“I laughed at him (Kyle) when he mentioned the idea,” said Brinkerhoff.

Before long, Brinkerhoff changed her mind, expanding her flock to 130 laying hens with more than 100 chicks who will be ready to lay later this year.

While there is no influenza among her roost, bitter cold weather and natural predators, like minks and owls, claimed nearly a third of her hens this winter — worth roughly $1,000. The loss gave her an up-close look at the steep production cost many other producers are currently facing.

“Younger chicks don’t start laying until they are between 14 and 22 weeks old,” Brinkerhoff explained. “Loss of production costs a lot.”

Brinkerhoff’s prices remain at their pre-epidemic state, but she certainly understands why others in the market are charging more.

“If we can’t afford to rebuild (our flocks), people can’t get their eggs,” Brinkerhoff said.

Brinkerhoff hopes consumers will be understanding while producers work to pick up the pieces.

“Please be patient with us,” pleaded Brinkerhoff. “Prices aren’t why I do it.”

Given the current state of the egg market, some consumers might be tempted to take matters into their own hands and start their own coop. Brinkerhoff advises against a knee-jerk response.

“Don’t do it to save. It’s expensive, and between time and effort, it gets really expensive,” said Brinkerhoff, adding, “It’s not for the faint of heart.”

According to Brinkerhoff, building appropriately sized facilities for hens takes a sizable investment. Additionally, prices for chick feed increased.

Lau echoed Brinkerhoff’s sentiments.

“Only start hens if you really like chickens or want a hobby,” Lau advised.

The veteran producer warned people who want to avoid grocery store prices, or entrepreneurs looking to cash in on the high demand for eggs, will eventually wake up to the costs of operating their own coop.

Although the egg market is anything but sunny side up right now, Brinkerhoff and Lau both agree better days are on the horizon.

“There will be some kind of correction,” said Lau.

Once producers can replenish their flocks of laying hens, a five to six month process according to Lau, consumers can expect to see prices begin to balance out. While the price of eggs may not dip back to their previous levels due to inflation and higher feed prices, demand will sharply decrease once numbers return to where they once were.

Brinkerhoff echoed Lau’s cautious optimism.

“In 2015, things leveled out,” Brinkerhoff said.

Despite the increase in price, Brinkerhoff still believes consumers are getting a good deal when they purchase a carton of eggs.

“They’re still really competitive, and they’re a great source of protein and nutrients,” she explained.

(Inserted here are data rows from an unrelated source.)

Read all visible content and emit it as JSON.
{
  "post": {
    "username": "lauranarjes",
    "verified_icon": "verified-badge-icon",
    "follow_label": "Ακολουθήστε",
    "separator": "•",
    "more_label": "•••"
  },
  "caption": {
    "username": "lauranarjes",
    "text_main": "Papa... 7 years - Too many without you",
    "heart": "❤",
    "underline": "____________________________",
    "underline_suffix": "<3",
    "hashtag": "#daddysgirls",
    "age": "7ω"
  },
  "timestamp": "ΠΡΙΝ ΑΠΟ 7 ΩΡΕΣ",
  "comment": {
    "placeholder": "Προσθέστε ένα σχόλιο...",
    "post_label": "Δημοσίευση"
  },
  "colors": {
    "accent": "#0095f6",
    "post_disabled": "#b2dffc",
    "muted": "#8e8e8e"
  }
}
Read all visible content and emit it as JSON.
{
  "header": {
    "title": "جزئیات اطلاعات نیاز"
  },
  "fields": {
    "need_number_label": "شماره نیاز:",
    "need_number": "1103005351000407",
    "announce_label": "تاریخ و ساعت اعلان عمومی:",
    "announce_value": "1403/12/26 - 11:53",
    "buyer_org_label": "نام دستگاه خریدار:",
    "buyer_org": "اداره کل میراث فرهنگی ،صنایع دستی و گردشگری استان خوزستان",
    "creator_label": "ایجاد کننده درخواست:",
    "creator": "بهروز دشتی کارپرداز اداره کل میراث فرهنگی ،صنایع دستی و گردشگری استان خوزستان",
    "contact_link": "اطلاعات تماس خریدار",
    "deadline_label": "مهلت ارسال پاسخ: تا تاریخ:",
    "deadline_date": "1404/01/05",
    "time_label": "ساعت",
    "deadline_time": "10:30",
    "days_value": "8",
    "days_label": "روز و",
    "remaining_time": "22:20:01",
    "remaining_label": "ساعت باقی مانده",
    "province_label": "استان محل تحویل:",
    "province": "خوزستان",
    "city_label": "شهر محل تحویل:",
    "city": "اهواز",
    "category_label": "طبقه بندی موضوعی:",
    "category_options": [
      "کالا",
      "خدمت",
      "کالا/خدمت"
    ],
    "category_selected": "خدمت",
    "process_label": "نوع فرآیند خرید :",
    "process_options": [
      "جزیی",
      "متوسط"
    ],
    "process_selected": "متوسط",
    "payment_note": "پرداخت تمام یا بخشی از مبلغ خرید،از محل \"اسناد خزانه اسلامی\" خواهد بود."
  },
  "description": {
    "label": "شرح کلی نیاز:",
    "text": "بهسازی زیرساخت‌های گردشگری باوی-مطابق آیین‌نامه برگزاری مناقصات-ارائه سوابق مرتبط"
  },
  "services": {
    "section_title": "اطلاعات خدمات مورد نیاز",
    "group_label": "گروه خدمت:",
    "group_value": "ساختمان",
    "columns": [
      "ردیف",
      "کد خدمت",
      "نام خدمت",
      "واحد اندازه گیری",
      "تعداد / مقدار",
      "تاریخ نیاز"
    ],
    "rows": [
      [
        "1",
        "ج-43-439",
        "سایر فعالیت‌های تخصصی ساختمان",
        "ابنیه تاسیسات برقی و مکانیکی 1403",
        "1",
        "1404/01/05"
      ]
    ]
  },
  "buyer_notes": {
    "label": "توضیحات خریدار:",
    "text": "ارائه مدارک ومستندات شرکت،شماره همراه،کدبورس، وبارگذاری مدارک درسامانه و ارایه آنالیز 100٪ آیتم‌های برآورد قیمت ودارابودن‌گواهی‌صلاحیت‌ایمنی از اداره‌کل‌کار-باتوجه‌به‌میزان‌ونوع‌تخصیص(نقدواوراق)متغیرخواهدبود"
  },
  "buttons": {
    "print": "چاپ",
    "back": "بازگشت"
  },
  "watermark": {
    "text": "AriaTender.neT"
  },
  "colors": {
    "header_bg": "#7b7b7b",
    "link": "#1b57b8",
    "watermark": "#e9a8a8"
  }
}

Lau praised their longevity and shelf life, claiming eggs are good for up to a month, so purchasing in bulk and conserving stock might be a good way to ride out the current market.

For now, America’s favorite gooey breakfast protein will remain a luxury item on grocery store shelves, but producers and consumers alike can hold out hope for a more stable market in the months to come.